Since attaining its independence from Spain, Cuba has had five constitutions. The current constitution was drafted in 1976 and has since been amended.

Politics

Majority (55)

Minority

Portal icon Politics portal

Cuba is constitutionally defined as a "socialist state guided by the principles of José Martí, and the political ideas of Marx, the father of communist states, Engels and Lenin." The present Constitution also ascribes the role of the Communist Party of Cuba to be the "leading force of society and of the state" and as such has the capability of setting national policy.

Guantánamo Bay (Spanish: Bahía de Guantánamo) is a bay located in Guantánamo Province at the southeastern end of Cuba (19.900°N 75.150°W / 19.900; -75.150 / 19°54′N 75°9′WCoordinates: 19.900°N 75.150°W / 19.900; -75.150 / 19°54′N 75°9′W). It is the largest harbor on the south side of the island and it is surrounded by steep hills which create an enclave that is cut off from its immediate hinterland.

The United States assumed territorial control over the southern portion of Guantánamo Bay under the 1903 Cuban-American Treaty.
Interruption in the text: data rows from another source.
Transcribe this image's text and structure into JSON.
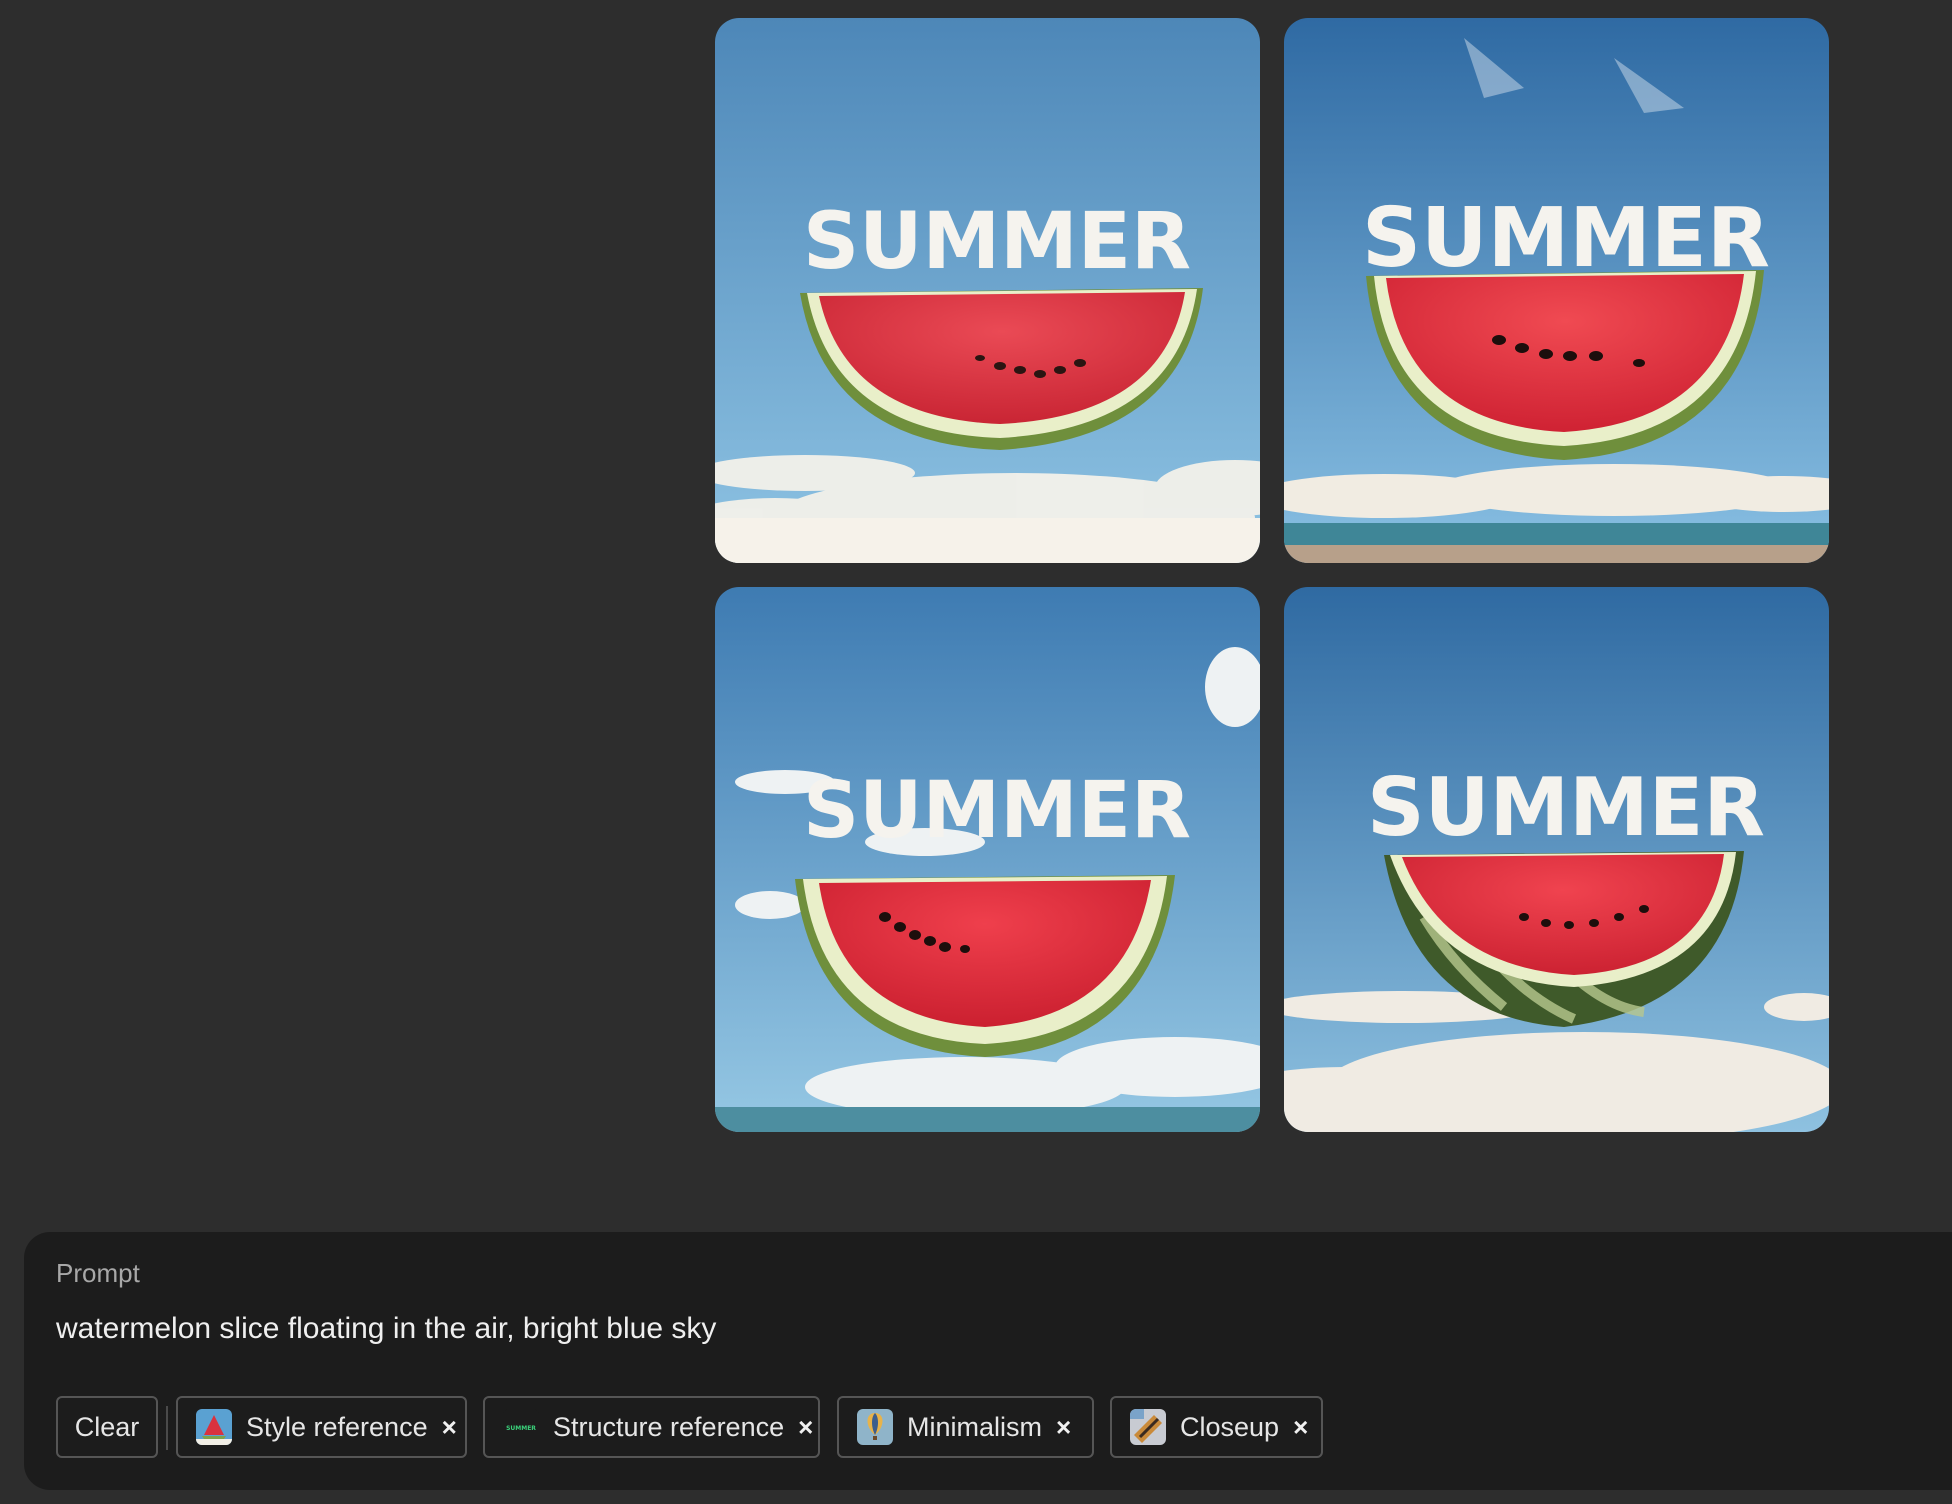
{
  "results": {
    "images": [
      {
        "headline": "SUMMER"
      },
      {
        "headline": "SUMMER"
      },
      {
        "headline": "SUMMER"
      },
      {
        "headline": "SUMMER"
      }
    ]
  },
  "prompt": {
    "label": "Prompt",
    "text": "watermelon slice floating in the air, bright blue sky"
  },
  "actions": {
    "clear_label": "Clear"
  },
  "chips": [
    {
      "label": "Style reference",
      "icon": "watermelon-thumbnail",
      "remove": "×"
    },
    {
      "label": "Structure reference",
      "icon": "summer-text-thumbnail",
      "thumb_text": "SUMMER",
      "remove": "×"
    },
    {
      "label": "Minimalism",
      "icon": "balloon-thumbnail",
      "remove": "×"
    },
    {
      "label": "Closeup",
      "icon": "closeup-thumbnail",
      "remove": "×"
    }
  ],
  "colors": {
    "background": "#2d2d2d",
    "panel": "#1c1c1c",
    "sky_top": "#3f7fb6",
    "sky_bottom": "#8fc4e6",
    "melon_flesh": "#d9323f",
    "melon_rind": "#7fa34a"
  }
}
The United States has complete jurisdiction and control over this territory, while Cuba retains ultimate sovereignty. The current government of Cuba regards the U.S. presence in Guantánamo Bay as illegal and insists the Cuban-American Treaty was obtained by threat of force in violation of international law. Some legal scholars judge that the lease may be voidable. It is the home of the Guantanamo Bay detention camp, which is governed by the United States.

The United States of America (USA), commonly referred to as the United States (US), America, or simply the States, is a federal republic consisting of 50 states, 16 territories, a federal district, and various overseas extraterritorial jurisdictions. The 48 contiguous states and the federal district of Washington, D.C., are in central North America between Canada and Mexico. The state of Alaska is the northwestern part of North America and the state of Hawaii is an archipelago in the mid-Pacific. The country also has five populated and nine unpopulated territories in the Pacific and the Caribbean. At 3.79 million square miles (9.83 million km2) in total and with around 316 million people, the United States is the fourth-largest country by total area and third largest by population. It is one of the world's most ethnically diverse and multicultural nations, the product of large-scale immigration from many countries. The geography and climate of the United States is also extremely diverse, and it is home to a wide variety of wildlife.

Paleo-indians migrated from Asia to what is now the US mainland around 15,000 years ago, with European colonization beginning in the 16th century. The United States emerged from 13 British colonies located along the Atlantic seaboard. Disputes between Great Britain and these colonies led to the American Revolution. On July 4, 1776, delegates from the 13 colonies unanimously issued the Declaration of Independence. The ensuing war ended in 1783 with the recognition of independence of the United States from the Kingdom of Great Britain, and was the first successful war of independence against a European colonial empire. The current Constitution was adopted on September 17, 1787. The first 10 amendments, collectively named the Bill of Rights, were ratified in 1791 and guarantee many fundamental civil rights and freedoms.


Related Websites:


Terms of service | About
23